For every line in the entries that contains "科研蓝图", show the whole line.

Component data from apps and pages
▬▬▬

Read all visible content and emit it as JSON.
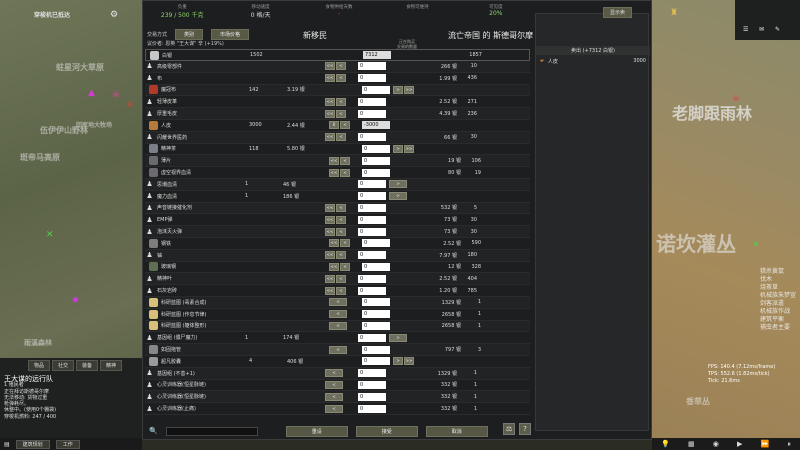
{
  "map": {
    "labels_left": [
      "穿梭机已抵达",
      "蛀星河大草原",
      "伍伊伊山野林",
      "回家地大牧场",
      "斑帝马高原",
      "雨溪森林",
      "诺坎灌"
    ],
    "labels_right": [
      "老脚跟雨林",
      "诺坎灌丛",
      "香草丛",
      "诺坎灌丛"
    ],
    "right_notes": [
      "猎杀黄鼠",
      "伐木",
      "烧茶草",
      "机械族朱梦宣",
      "剑客派遣",
      "机械族作战",
      "建筑平衡",
      "捕虫者主要"
    ]
  },
  "topbar": {
    "stats": [
      {
        "label": "负重",
        "value": "239 / 500 千克",
        "money": true
      },
      {
        "label": "移动速度",
        "value": "0 格/天",
        "money": false
      },
      {
        "label": "食物供给天数",
        "value": "-",
        "money": false
      },
      {
        "label": "食物可维持",
        "value": "",
        "money": false
      },
      {
        "label": "可见度",
        "value": "20%",
        "money": true
      }
    ]
  },
  "header": {
    "trade_mode_label": "交易方式",
    "tab1": "类别",
    "tab2": "市场价格",
    "settlement_title": "新移民",
    "trader_title": "流亡帝国 的 斯德哥尔摩",
    "trade_with": "议价者: 恩英 \"王大谋\" 辛 (+19%)",
    "col_header_line1": "正在购买",
    "col_header_line2": "交易的数量"
  },
  "rows": [
    {
      "icon_color": "#c7c7c7",
      "kind": "silver",
      "name": "白银",
      "colony_qty": "1502",
      "price": "",
      "input": "7312",
      "trader_price": "",
      "trader_qty": "1857",
      "left_btns": "",
      "right_btns": ""
    },
    {
      "icon_color": "",
      "kind": "pawn",
      "name": "高级零部件",
      "colony_qty": "",
      "price": "",
      "input": "0",
      "trader_price": "266 银",
      "trader_qty": "10",
      "left_btns": "<< <",
      "right_btns": ""
    },
    {
      "icon_color": "",
      "kind": "pawn",
      "name": "布",
      "colony_qty": "",
      "price": "",
      "input": "0",
      "trader_price": "1.99 银",
      "trader_qty": "436",
      "left_btns": "<< <",
      "right_btns": ""
    },
    {
      "icon_color": "#b23a2a",
      "kind": "item",
      "name": "魔冠布",
      "colony_qty": "142",
      "price": "3.19 银",
      "input": "0",
      "trader_price": "",
      "trader_qty": "",
      "left_btns": "",
      "right_btns": "> >>"
    },
    {
      "icon_color": "",
      "kind": "pawn",
      "name": "轻薄皮革",
      "colony_qty": "",
      "price": "",
      "input": "0",
      "trader_price": "2.52 银",
      "trader_qty": "271",
      "left_btns": "<< <",
      "right_btns": ""
    },
    {
      "icon_color": "",
      "kind": "pawn",
      "name": "厚重毛皮",
      "colony_qty": "",
      "price": "",
      "input": "0",
      "trader_price": "4.39 银",
      "trader_qty": "236",
      "left_btns": "<< <",
      "right_btns": ""
    },
    {
      "icon_color": "#b87a3a",
      "kind": "item",
      "name": "人皮",
      "colony_qty": "3000",
      "price": "2.44 银",
      "input": "-3000",
      "trader_price": "",
      "trader_qty": "",
      "left_btns": "0 <",
      "right_btns": ""
    },
    {
      "icon_color": "",
      "kind": "pawn",
      "name": "闪耀世界医药",
      "colony_qty": "",
      "price": "",
      "input": "0",
      "trader_price": "66 银",
      "trader_qty": "30",
      "left_btns": "<< <",
      "right_btns": ""
    },
    {
      "icon_color": "#7a7f8a",
      "kind": "item",
      "name": "精神茶",
      "colony_qty": "118",
      "price": "5.80 银",
      "input": "0",
      "trader_price": "",
      "trader_qty": "",
      "left_btns": "",
      "right_btns": "> >>"
    },
    {
      "icon_color": "#6a6a70",
      "kind": "item",
      "name": "薄片",
      "colony_qty": "",
      "price": "",
      "input": "0",
      "trader_price": "19 银",
      "trader_qty": "106",
      "left_btns": "<< <",
      "right_btns": ""
    },
    {
      "icon_color": "#6a6a70",
      "kind": "item",
      "name": "虚空视界血清",
      "colony_qty": "",
      "price": "",
      "input": "0",
      "trader_price": "80 银",
      "trader_qty": "19",
      "left_btns": "<< <",
      "right_btns": ""
    },
    {
      "icon_color": "",
      "kind": "pawn",
      "name": "思潮血清",
      "colony_qty": "1",
      "price": "46 银",
      "input": "0",
      "trader_price": "",
      "trader_qty": "",
      "left_btns": "",
      "right_btns": ">"
    },
    {
      "icon_color": "",
      "kind": "pawn",
      "name": "魔力血清",
      "colony_qty": "1",
      "price": "186 银",
      "input": "0",
      "trader_price": "",
      "trader_qty": "",
      "left_btns": "",
      "right_btns": ">"
    },
    {
      "icon_color": "",
      "kind": "pawn",
      "name": "声音链接催化剂",
      "colony_qty": "",
      "price": "",
      "input": "0",
      "trader_price": "532 银",
      "trader_qty": "5",
      "left_btns": "<< <",
      "right_btns": ""
    },
    {
      "icon_color": "",
      "kind": "pawn",
      "name": "EMP弹",
      "colony_qty": "",
      "price": "",
      "input": "0",
      "trader_price": "73 银",
      "trader_qty": "30",
      "left_btns": "<< <",
      "right_btns": ""
    },
    {
      "icon_color": "",
      "kind": "pawn",
      "name": "泡沫灭火弹",
      "colony_qty": "",
      "price": "",
      "input": "0",
      "trader_price": "73 银",
      "trader_qty": "30",
      "left_btns": "<< <",
      "right_btns": ""
    },
    {
      "icon_color": "#7d7d7d",
      "kind": "item",
      "name": "钢铁",
      "colony_qty": "",
      "price": "",
      "input": "0",
      "trader_price": "2.52 银",
      "trader_qty": "590",
      "left_btns": "<< <",
      "right_btns": ""
    },
    {
      "icon_color": "",
      "kind": "pawn",
      "name": "铀",
      "colony_qty": "",
      "price": "",
      "input": "0",
      "trader_price": "7.97 银",
      "trader_qty": "180",
      "left_btns": "<< <",
      "right_btns": ""
    },
    {
      "icon_color": "#5f7052",
      "kind": "item",
      "name": "玻璃钢",
      "colony_qty": "",
      "price": "",
      "input": "0",
      "trader_price": "12 银",
      "trader_qty": "328",
      "left_btns": "<< <",
      "right_btns": ""
    },
    {
      "icon_color": "",
      "kind": "pawn",
      "name": "精神叶",
      "colony_qty": "",
      "price": "",
      "input": "0",
      "trader_price": "2.52 银",
      "trader_qty": "404",
      "left_btns": "<< <",
      "right_btns": ""
    },
    {
      "icon_color": "",
      "kind": "pawn",
      "name": "石灰岩砖",
      "colony_qty": "",
      "price": "",
      "input": "0",
      "trader_price": "1.20 银",
      "trader_qty": "785",
      "left_btns": "<< <",
      "right_btns": ""
    },
    {
      "icon_color": "#d8c07a",
      "kind": "item",
      "name": "科研蓝图 (毒素合成)",
      "colony_qty": "",
      "price": "",
      "input": "0",
      "trader_price": "1329 银",
      "trader_qty": "1",
      "left_btns": "<",
      "right_btns": ""
    },
    {
      "icon_color": "#d8c07a",
      "kind": "item",
      "name": "科研蓝图 (作息节律)",
      "colony_qty": "",
      "price": "",
      "input": "0",
      "trader_price": "2658 银",
      "trader_qty": "1",
      "left_btns": "<",
      "right_btns": ""
    },
    {
      "icon_color": "#d8c07a",
      "kind": "item",
      "name": "科研蓝图 (躯体整形)",
      "colony_qty": "",
      "price": "",
      "input": "0",
      "trader_price": "2658 银",
      "trader_qty": "1",
      "left_btns": "<",
      "right_btns": ""
    },
    {
      "icon_color": "",
      "kind": "pawn",
      "name": "基因组 (僵尸魔力)",
      "colony_qty": "1",
      "price": "174 银",
      "input": "0",
      "trader_price": "",
      "trader_qty": "",
      "left_btns": "",
      "right_btns": ">"
    },
    {
      "icon_color": "#888",
      "kind": "item",
      "name": "如固拖管",
      "colony_qty": "",
      "price": "",
      "input": "0",
      "trader_price": "797 银",
      "trader_qty": "3",
      "left_btns": "<",
      "right_btns": ""
    },
    {
      "icon_color": "#9a9a9a",
      "kind": "silver",
      "name": "超凡胶囊",
      "colony_qty": "4",
      "price": "406 银",
      "input": "0",
      "trader_price": "",
      "trader_qty": "",
      "left_btns": "",
      "right_btns": "> >>"
    },
    {
      "icon_color": "",
      "kind": "pawn",
      "name": "基因组 (不善+1)",
      "colony_qty": "",
      "price": "",
      "input": "0",
      "trader_price": "1329 银",
      "trader_qty": "1",
      "left_btns": "<",
      "right_btns": ""
    },
    {
      "icon_color": "",
      "kind": "pawn",
      "name": "心灵训练器(恒星脉链)",
      "colony_qty": "",
      "price": "",
      "input": "0",
      "trader_price": "332 银",
      "trader_qty": "1",
      "left_btns": "<",
      "right_btns": ""
    },
    {
      "icon_color": "",
      "kind": "pawn",
      "name": "心灵训练器(恒星脉链)",
      "colony_qty": "",
      "price": "",
      "input": "0",
      "trader_price": "332 银",
      "trader_qty": "1",
      "left_btns": "<",
      "right_btns": ""
    },
    {
      "icon_color": "",
      "kind": "pawn",
      "name": "心灵训练器(止痛)",
      "colony_qty": "",
      "price": "",
      "input": "0",
      "trader_price": "332 银",
      "trader_qty": "1",
      "left_btns": "<",
      "right_btns": ""
    }
  ],
  "bottom": {
    "reset": "重设",
    "accept": "接受",
    "cancel": "取消"
  },
  "side": {
    "top_button": "显示卖",
    "sell_header": "卖出 (+7312 白银)",
    "item_name": "人皮",
    "item_qty": "3000"
  },
  "left_panel": {
    "tabs": [
      "物品",
      "社交",
      "装备",
      "精神"
    ],
    "caravan_title": "王大谋的远行队",
    "caravan_lines": [
      "1 殖民者",
      "正在拜访斯德哥尔摩",
      "无法移动: 货物过重",
      "枪弹耗尽。",
      "休整中。(使用0个棚袋)",
      "穿梭机燃料: 247 / 400"
    ],
    "bottom_tabs": [
      "建筑规划",
      "工作"
    ]
  },
  "right_top": {
    "icon1": "☰",
    "icon2": "✉",
    "icon3": "✎"
  },
  "fps": {
    "line1": "FPS: 140.4 (7.12ms/frame)",
    "line2": "TPS: 552.6 (1.82ms/tick)",
    "line3": "Tick: 21.6ms"
  }
}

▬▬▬

YOUR RESPONSE:
      "name": "科研蓝图 (毒素合成)",
      "name": "科研蓝图 (作息节律)",
      "name": "科研蓝图 (躯体整形)",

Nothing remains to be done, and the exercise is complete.